#### YOUR GOAL:
Exact copy, no pictures: repeat the data that follows.

[App and web page records]
****************

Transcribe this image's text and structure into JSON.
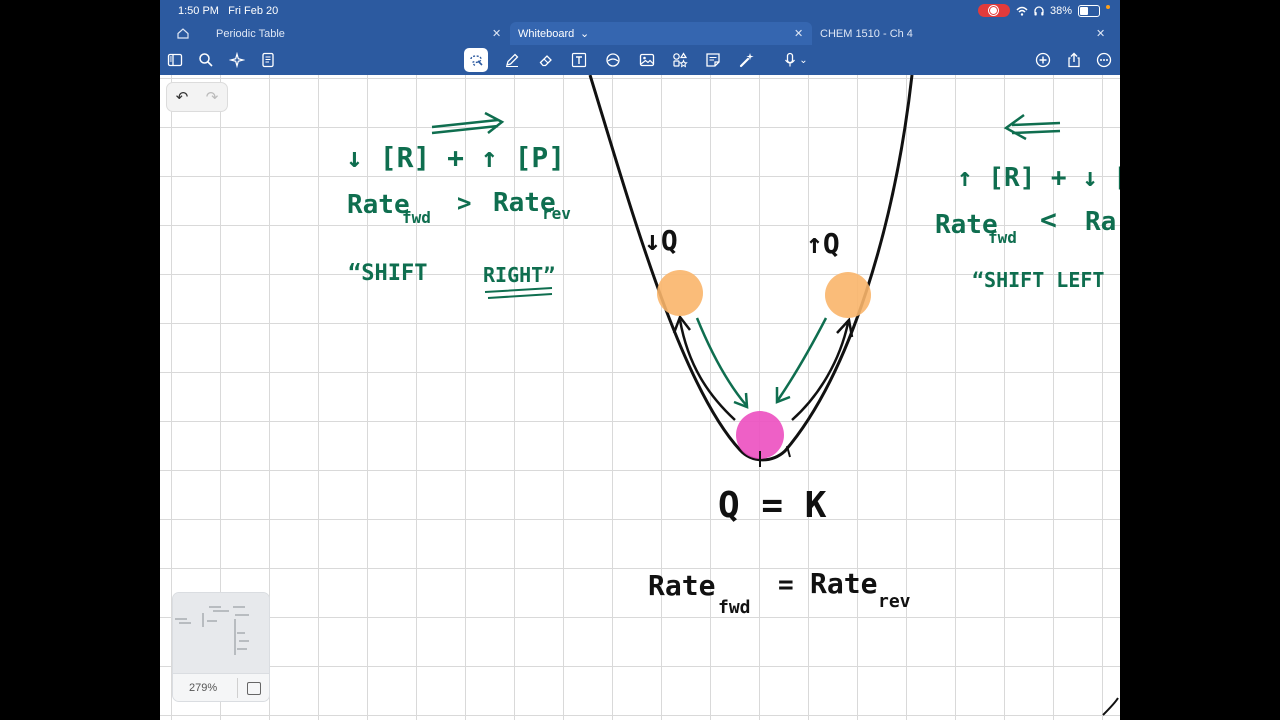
{
  "status": {
    "time": "1:50 PM",
    "date": "Fri Feb 20",
    "battery": "38%",
    "battery_level": 0.38
  },
  "tabs": [
    {
      "label": "Periodic Table",
      "active": false
    },
    {
      "label": "Whiteboard",
      "active": true
    },
    {
      "label": "CHEM 1510 - Ch 4",
      "active": false
    }
  ],
  "toolbar": {
    "left_icons": [
      "sidebar-icon",
      "search-icon",
      "sparkle-icon",
      "document-icon"
    ],
    "tools": [
      "lasso-icon",
      "pen-icon",
      "eraser-icon",
      "text-box-icon",
      "shapes-icon",
      "image-icon",
      "elements-icon",
      "sticky-note-icon",
      "laser-pointer-icon",
      "microphone-icon"
    ],
    "right_icons": [
      "add-icon",
      "share-icon",
      "more-icon"
    ]
  },
  "notes": {
    "left_line1": "↓ [R] + ↑ [P]",
    "left_line2_main": "Rate",
    "left_line2_sub": "fwd",
    "left_line2_op": ">",
    "left_line2_main2": "Rate",
    "left_line2_sub2": "rev",
    "left_line3_a": "“SHIFT",
    "left_line3_b": "RIGHT”",
    "right_line1": "↑ [R] + ↓ [P",
    "right_line2_main": "Rate",
    "right_line2_sub": "fwd",
    "right_line2_op": "<",
    "right_line2_main2": "Ra",
    "right_line3": "“SHIFT LEFT",
    "label_down_q": "↓Q",
    "label_up_q": "↑Q",
    "equilibrium": "Q = K",
    "rate_main1": "Rate",
    "rate_sub1": "fwd",
    "rate_eq": "=",
    "rate_main2": "Rate",
    "rate_sub2": "rev"
  },
  "colors": {
    "header": "#2c5aa0",
    "ink_green": "#0f6e4f",
    "ink_black": "#111111",
    "ball_orange": "#f9b56a",
    "ball_pink": "#ec4fc0"
  },
  "minimap": {
    "zoom": "279%"
  }
}
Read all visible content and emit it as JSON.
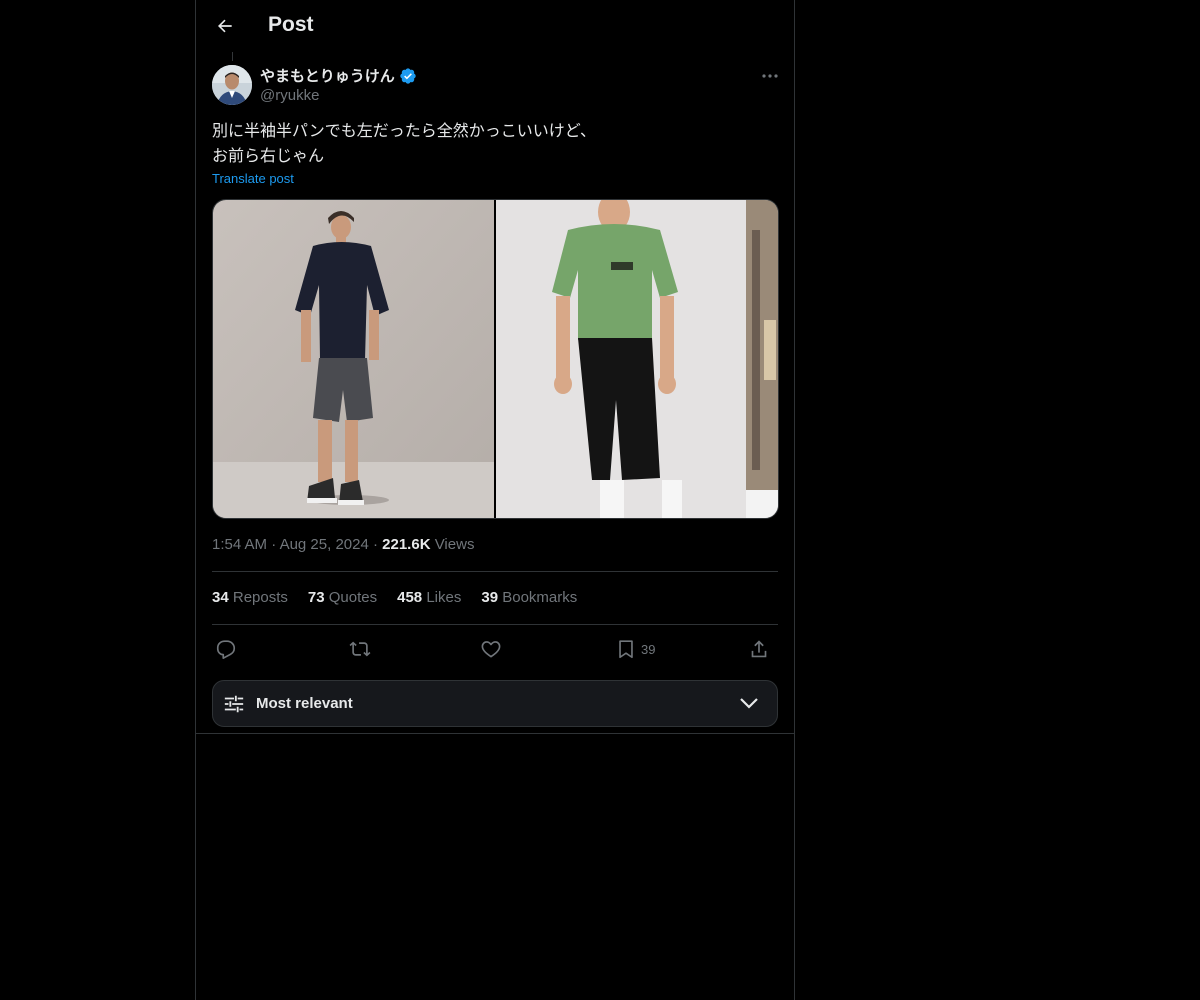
{
  "header": {
    "title": "Post"
  },
  "author": {
    "name": "やまもとりゅうけん",
    "handle": "@ryukke"
  },
  "post": {
    "lines": [
      "別に半袖半パンでも左だったら全然かっこいいけど、",
      "お前ら右じゃん"
    ],
    "translate_label": "Translate post",
    "time": "1:54 AM",
    "date": "Aug 25, 2024",
    "views_count": "221.6K",
    "views_label": "Views"
  },
  "stats": {
    "reposts": {
      "count": "34",
      "label": "Reposts"
    },
    "quotes": {
      "count": "73",
      "label": "Quotes"
    },
    "likes": {
      "count": "458",
      "label": "Likes"
    },
    "bookmarks": {
      "count": "39",
      "label": "Bookmarks"
    }
  },
  "actions": {
    "reply_icon": "reply-icon",
    "repost_icon": "repost-icon",
    "like_icon": "heart-icon",
    "bookmark_icon": "bookmark-icon",
    "bookmark_count": "39",
    "share_icon": "share-icon"
  },
  "sort": {
    "label": "Most relevant"
  },
  "colors": {
    "background": "#000000",
    "accent": "#1d9bf0",
    "muted": "#71767b",
    "border": "#2f3336"
  }
}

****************

#### EXERCISE RESPONSE:
Transcribe this image's text and structure into JSON.
{
  "status": {
    "time": "1:50 PM",
    "date": "Fri Feb 20",
    "battery": "38%",
    "battery_level": 0.38
  },
  "tabs": [
    {
      "label": "Periodic Table",
      "active": false
    },
    {
      "label": "Whiteboard",
      "active": true
    },
    {
      "label": "CHEM 1510 - Ch 4",
      "active": false
    }
  ],
  "toolbar": {
    "left_icons": [
      "sidebar-icon",
      "search-icon",
      "sparkle-icon",
      "document-icon"
    ],
    "tools": [
      "lasso-icon",
      "pen-icon",
      "eraser-icon",
      "text-box-icon",
      "shapes-icon",
      "image-icon",
      "elements-icon",
      "sticky-note-icon",
      "laser-pointer-icon",
      "microphone-icon"
    ],
    "right_icons": [
      "add-icon",
      "share-icon",
      "more-icon"
    ]
  },
  "notes": {
    "left_line1": "↓ [R] + ↑ [P]",
    "left_line2_main": "Rate",
    "left_line2_sub": "fwd",
    "left_line2_op": ">",
    "left_line2_main2": "Rate",
    "left_line2_sub2": "rev",
    "left_line3_a": "“SHIFT",
    "left_line3_b": "RIGHT”",
    "right_line1": "↑ [R] + ↓ [P",
    "right_line2_main": "Rate",
    "right_line2_sub": "fwd",
    "right_line2_op": "<",
    "right_line2_main2": "Ra",
    "right_line3": "“SHIFT LEFT",
    "label_down_q": "↓Q",
    "label_up_q": "↑Q",
    "equilibrium": "Q = K",
    "rate_main1": "Rate",
    "rate_sub1": "fwd",
    "rate_eq": "=",
    "rate_main2": "Rate",
    "rate_sub2": "rev"
  },
  "colors": {
    "header": "#2c5aa0",
    "ink_green": "#0f6e4f",
    "ink_black": "#111111",
    "ball_orange": "#f9b56a",
    "ball_pink": "#ec4fc0"
  },
  "minimap": {
    "zoom": "279%"
  }
}
Read all visible content and emit it as JSON.
{
  "header": {
    "title": "Post"
  },
  "author": {
    "name": "やまもとりゅうけん",
    "handle": "@ryukke"
  },
  "post": {
    "lines": [
      "別に半袖半パンでも左だったら全然かっこいいけど、",
      "お前ら右じゃん"
    ],
    "translate_label": "Translate post",
    "time": "1:54 AM",
    "date": "Aug 25, 2024",
    "views_count": "221.6K",
    "views_label": "Views"
  },
  "stats": {
    "reposts": {
      "count": "34",
      "label": "Reposts"
    },
    "quotes": {
      "count": "73",
      "label": "Quotes"
    },
    "likes": {
      "count": "458",
      "label": "Likes"
    },
    "bookmarks": {
      "count": "39",
      "label": "Bookmarks"
    }
  },
  "actions": {
    "reply_icon": "reply-icon",
    "repost_icon": "repost-icon",
    "like_icon": "heart-icon",
    "bookmark_icon": "bookmark-icon",
    "bookmark_count": "39",
    "share_icon": "share-icon"
  },
  "sort": {
    "label": "Most relevant"
  },
  "colors": {
    "background": "#000000",
    "accent": "#1d9bf0",
    "muted": "#71767b",
    "border": "#2f3336"
  }
}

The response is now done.